A snow day offers the perfect opportunity to teach your children about the importance of random acts of kindness. Have an elderly neighbor? Gather your entire family and shovel their driveway or the sidewalk in front of their residence. Even little kids can participate. Just give them a big pan and tell them to go! You could also take over some of the fresh baked goods you made earlier in the day. As Borba notes, “It just takes 10 minutes to put a smile on someone’s face.” The most important thing is to do these activities together as a family.
Just because your family may be stuck indoors doesn’t mean that you have to abandon exercise. Jayne Greenberg, a member of the President’s Council on Fitness, Sports and Nutrition, suggests playing catch indoors with rolled up socks or trying indoor fitness activities like jumping jacks, crab walks and bear walks. You can even try playing games that require movement or throwing a dance party. Have your child pick out a song and see if your family can mimic each other’s dance moves. Anything that gets kids away from screens and moving should be considered a win. Still struggling with ideas? Greenberg also recommends creating an indoor obstacle course or hosting a scavenger hunt.
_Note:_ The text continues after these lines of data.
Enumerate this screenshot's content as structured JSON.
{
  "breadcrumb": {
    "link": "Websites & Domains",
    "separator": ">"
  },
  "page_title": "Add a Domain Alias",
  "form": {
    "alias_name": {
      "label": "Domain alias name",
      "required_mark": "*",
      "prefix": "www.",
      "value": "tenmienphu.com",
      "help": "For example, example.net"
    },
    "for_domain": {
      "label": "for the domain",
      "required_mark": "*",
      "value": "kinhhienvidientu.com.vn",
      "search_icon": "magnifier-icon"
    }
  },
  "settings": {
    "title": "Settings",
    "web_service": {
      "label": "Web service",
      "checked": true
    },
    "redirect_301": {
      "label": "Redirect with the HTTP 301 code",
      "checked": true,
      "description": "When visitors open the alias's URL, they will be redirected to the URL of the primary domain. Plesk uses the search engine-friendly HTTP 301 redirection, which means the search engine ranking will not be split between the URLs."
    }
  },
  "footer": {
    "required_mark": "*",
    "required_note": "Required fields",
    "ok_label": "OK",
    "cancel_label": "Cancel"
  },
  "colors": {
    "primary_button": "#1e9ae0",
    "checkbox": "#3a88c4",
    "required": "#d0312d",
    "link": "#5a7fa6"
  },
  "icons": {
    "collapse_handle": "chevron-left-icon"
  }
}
Just remember, make it fun!
If you still have electricity, your children may ask to watch television, use the computer or play video games. While kids shouldn’t spend their entire snow day in front of a screen, Borba recommends using the downtime to have your children FaceTime or Skype with a few people they haven’t seen in a while. It’s the perfect opportunity to connect with other members of your family who may also be stuck indoors or reconnect with a friend who recently moved. If you decide to let your child use technology, Borba recommends setting a timer for about 20 minutes. Once the buzzer rings, have your child transition from their sedentary position into an activity that requires some form of exercise.
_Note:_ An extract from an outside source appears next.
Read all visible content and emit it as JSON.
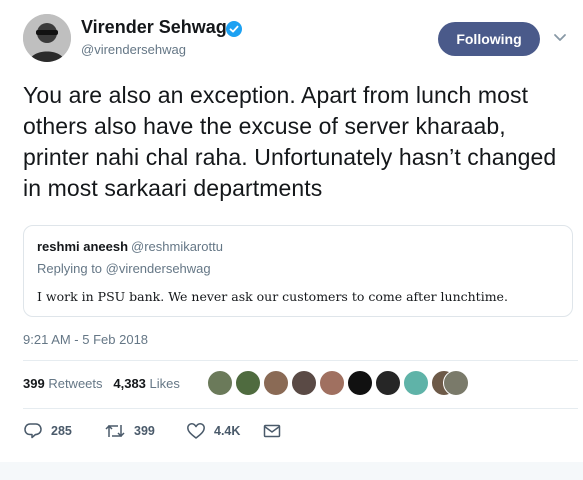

SNOW DAY SCIENCE
“My boys love science!” says Kovach. “On snow days, we look for different science experiments to do at home.” The Kovach family has tried everything from throwing a cup of water in the air and watching it freeze to measuring the snow accumulation throughout the day. Last year, Kovach and her boys tried to make ice marbles where they filled up water balloons and left them outside to freeze. While the experiment wasn’t actually successful, she says it taught her boys a valuable lesson. “These things are always trial and error.” Looking for other ways to incorporate learning into a snow day? Watch this video from our friends at NBC Learn about the Science of Snow.
Is there a birthday or other celebration coming up in the near future? Borba suggests using some of the downtime on a snow day to have your children think ahead. Using your kids’ creativity and different items you have around the house, have your children make a special present for the upcoming party. You can have your kids design their own wrapping paper by cutting sponges into various shapes and having them paint pieces of paper. Or have them trace around different cookie cutters and design each one differently with crayons or colored pencils.
MAKE THE MOST OF FREE TIME
A snow day is the perfect time to dust off your old jigsaw puzzles or board games. Working together can help build your child’s collaboration skills. If your son or daughter doesn’t have a hobby, a snow day might be the perfect time for them to pick up a new skill. From sewing and scrap booking, to dressing up and playing pretend, the extra free time is an ideal opportunity to have your child explore their interests. However, remember Michele Borba’s key piece of advice. “You don’t have to be a cruise director. If you do it all day long, you will want to raise a white flag by the end of it.” To avoid surrendering, Borba recommends a little planning and following the Boy Scout motto – “Be Prepared.”
Have additional ideas that we missed? Let us know in the comments below.